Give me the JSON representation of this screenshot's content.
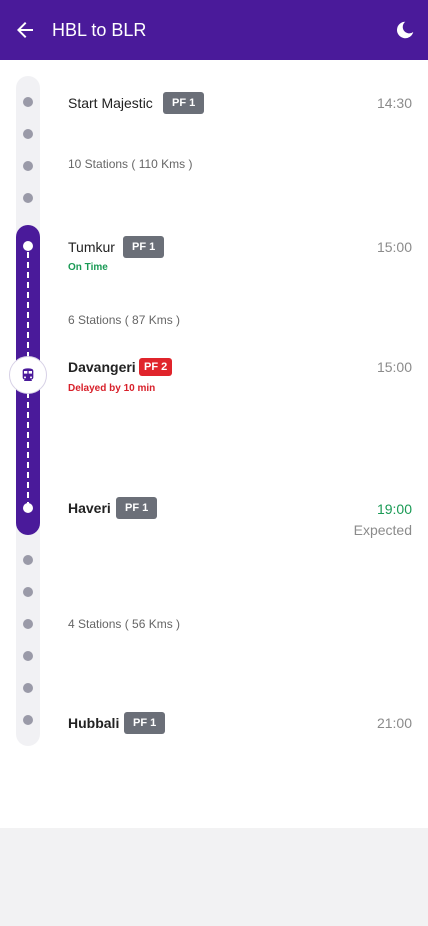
{
  "header": {
    "title": "HBL to BLR",
    "back_icon": "arrow-left-icon",
    "theme_icon": "moon-icon",
    "background": "#4a1a9a"
  },
  "stations": [
    {
      "name": "Start Majestic",
      "platform": "PF 1",
      "time": "14:30",
      "platform_color": "#6b6f78"
    },
    {
      "name": "Tumkur",
      "platform": "PF 1",
      "time": "15:00",
      "status": "On Time",
      "status_color": "#1a9a55",
      "platform_color": "#6b6f78"
    },
    {
      "name": "Davangeri",
      "platform": "PF 2",
      "time": "15:00",
      "status": "Delayed by 10 min",
      "status_color": "#d8202a",
      "platform_color": "#e0242b"
    },
    {
      "name": "Haveri",
      "platform": "PF 1",
      "time": "19:00",
      "time_note": "Expected",
      "time_color": "#1a9a55",
      "platform_color": "#6b6f78"
    },
    {
      "name": "Hubbali",
      "platform": "PF 1",
      "time": "21:00",
      "platform_color": "#6b6f78"
    }
  ],
  "segments": [
    "10 Stations ( 110 Kms )",
    "6 Stations ( 87 Kms )",
    "4 Stations ( 56 Kms )"
  ],
  "train_icon": "train-icon",
  "accent_color": "#4a1a9a"
}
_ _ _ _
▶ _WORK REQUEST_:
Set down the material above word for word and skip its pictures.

▶ _TASK ANSWER_:
Give me the JSON representation of this screenshot's content.
{
  "header": {
    "title": "HBL to BLR",
    "back_icon": "arrow-left-icon",
    "theme_icon": "moon-icon",
    "background": "#4a1a9a"
  },
  "stations": [
    {
      "name": "Start Majestic",
      "platform": "PF 1",
      "time": "14:30",
      "platform_color": "#6b6f78"
    },
    {
      "name": "Tumkur",
      "platform": "PF 1",
      "time": "15:00",
      "status": "On Time",
      "status_color": "#1a9a55",
      "platform_color": "#6b6f78"
    },
    {
      "name": "Davangeri",
      "platform": "PF 2",
      "time": "15:00",
      "status": "Delayed by 10 min",
      "status_color": "#d8202a",
      "platform_color": "#e0242b"
    },
    {
      "name": "Haveri",
      "platform": "PF 1",
      "time": "19:00",
      "time_note": "Expected",
      "time_color": "#1a9a55",
      "platform_color": "#6b6f78"
    },
    {
      "name": "Hubbali",
      "platform": "PF 1",
      "time": "21:00",
      "platform_color": "#6b6f78"
    }
  ],
  "segments": [
    "10 Stations ( 110 Kms )",
    "6 Stations ( 87 Kms )",
    "4 Stations ( 56 Kms )"
  ],
  "train_icon": "train-icon",
  "accent_color": "#4a1a9a"
}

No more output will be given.